• EXERCISE GOAL:
Look through the entries that follow and return each line that has the string "this".

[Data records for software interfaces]
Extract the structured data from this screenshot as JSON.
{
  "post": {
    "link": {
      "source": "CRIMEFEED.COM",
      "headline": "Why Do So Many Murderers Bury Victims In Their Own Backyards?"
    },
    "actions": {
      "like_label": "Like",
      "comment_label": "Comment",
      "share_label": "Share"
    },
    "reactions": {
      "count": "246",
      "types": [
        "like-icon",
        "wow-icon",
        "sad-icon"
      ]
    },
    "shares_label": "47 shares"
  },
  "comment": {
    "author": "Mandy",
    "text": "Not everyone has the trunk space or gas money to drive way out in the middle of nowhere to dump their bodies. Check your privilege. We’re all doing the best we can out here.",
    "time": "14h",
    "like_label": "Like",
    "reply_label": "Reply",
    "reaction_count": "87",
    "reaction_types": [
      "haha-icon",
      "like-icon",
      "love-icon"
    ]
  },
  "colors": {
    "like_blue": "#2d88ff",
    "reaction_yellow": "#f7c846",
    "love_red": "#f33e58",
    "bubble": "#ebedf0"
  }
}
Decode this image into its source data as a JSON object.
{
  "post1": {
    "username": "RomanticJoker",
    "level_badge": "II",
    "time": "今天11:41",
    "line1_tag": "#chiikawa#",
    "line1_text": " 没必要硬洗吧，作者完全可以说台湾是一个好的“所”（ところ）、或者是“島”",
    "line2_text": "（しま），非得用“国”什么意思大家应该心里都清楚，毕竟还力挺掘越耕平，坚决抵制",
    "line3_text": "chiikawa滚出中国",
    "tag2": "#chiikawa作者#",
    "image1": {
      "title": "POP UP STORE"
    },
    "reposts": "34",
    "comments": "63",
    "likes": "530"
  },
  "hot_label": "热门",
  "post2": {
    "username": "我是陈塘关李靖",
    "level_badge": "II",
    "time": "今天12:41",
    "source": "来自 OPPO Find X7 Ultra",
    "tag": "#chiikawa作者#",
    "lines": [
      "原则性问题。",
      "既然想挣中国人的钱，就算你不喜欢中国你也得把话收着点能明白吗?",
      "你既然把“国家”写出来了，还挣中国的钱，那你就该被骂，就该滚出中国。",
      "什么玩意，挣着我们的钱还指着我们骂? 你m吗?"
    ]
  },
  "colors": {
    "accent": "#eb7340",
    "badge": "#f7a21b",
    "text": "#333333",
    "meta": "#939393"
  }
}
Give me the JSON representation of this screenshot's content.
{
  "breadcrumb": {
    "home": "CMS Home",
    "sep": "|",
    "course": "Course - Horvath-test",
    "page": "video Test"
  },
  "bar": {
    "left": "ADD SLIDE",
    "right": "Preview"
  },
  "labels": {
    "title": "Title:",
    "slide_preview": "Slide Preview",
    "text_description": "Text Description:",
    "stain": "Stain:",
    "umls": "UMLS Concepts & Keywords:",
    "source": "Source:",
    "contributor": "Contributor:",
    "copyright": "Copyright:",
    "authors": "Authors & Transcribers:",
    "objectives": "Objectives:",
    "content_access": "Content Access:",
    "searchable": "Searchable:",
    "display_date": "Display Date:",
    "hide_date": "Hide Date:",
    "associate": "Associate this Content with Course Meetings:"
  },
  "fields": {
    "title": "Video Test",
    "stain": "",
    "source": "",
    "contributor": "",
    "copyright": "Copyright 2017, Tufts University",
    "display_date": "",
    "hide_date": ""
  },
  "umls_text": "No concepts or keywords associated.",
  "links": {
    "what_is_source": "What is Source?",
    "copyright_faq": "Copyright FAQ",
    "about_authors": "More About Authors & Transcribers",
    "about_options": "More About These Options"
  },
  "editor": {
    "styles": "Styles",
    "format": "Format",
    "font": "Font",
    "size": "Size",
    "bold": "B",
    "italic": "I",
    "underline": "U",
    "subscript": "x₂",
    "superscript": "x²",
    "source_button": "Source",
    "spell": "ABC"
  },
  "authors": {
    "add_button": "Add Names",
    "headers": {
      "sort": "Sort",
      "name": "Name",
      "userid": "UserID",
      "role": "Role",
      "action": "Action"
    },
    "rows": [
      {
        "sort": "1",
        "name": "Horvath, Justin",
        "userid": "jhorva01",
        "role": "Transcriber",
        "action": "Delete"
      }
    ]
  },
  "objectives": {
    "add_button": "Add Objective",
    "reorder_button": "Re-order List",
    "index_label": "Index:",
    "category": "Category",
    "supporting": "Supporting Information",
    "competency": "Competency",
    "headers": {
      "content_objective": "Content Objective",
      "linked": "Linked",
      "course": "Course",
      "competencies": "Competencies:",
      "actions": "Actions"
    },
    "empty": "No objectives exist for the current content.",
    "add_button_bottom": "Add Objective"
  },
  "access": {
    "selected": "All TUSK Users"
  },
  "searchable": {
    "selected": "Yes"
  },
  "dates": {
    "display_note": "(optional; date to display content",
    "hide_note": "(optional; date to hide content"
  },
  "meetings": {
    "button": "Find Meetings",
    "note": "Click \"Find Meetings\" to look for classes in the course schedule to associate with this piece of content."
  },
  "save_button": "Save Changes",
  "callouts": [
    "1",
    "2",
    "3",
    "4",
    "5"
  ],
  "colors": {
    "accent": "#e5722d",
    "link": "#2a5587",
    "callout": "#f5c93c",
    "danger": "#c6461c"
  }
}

• TASK RESPONSE:
Extract the structured data from this screenshot as JSON.
Decode this image into its source data as a JSON object.
Give me the JSON representation of this screenshot's content.
    "associate": "Associate this Content with Course Meetings:"
    "note": "Click \"Find Meetings\" to look for classes in the course schedule to associate with this piece of content."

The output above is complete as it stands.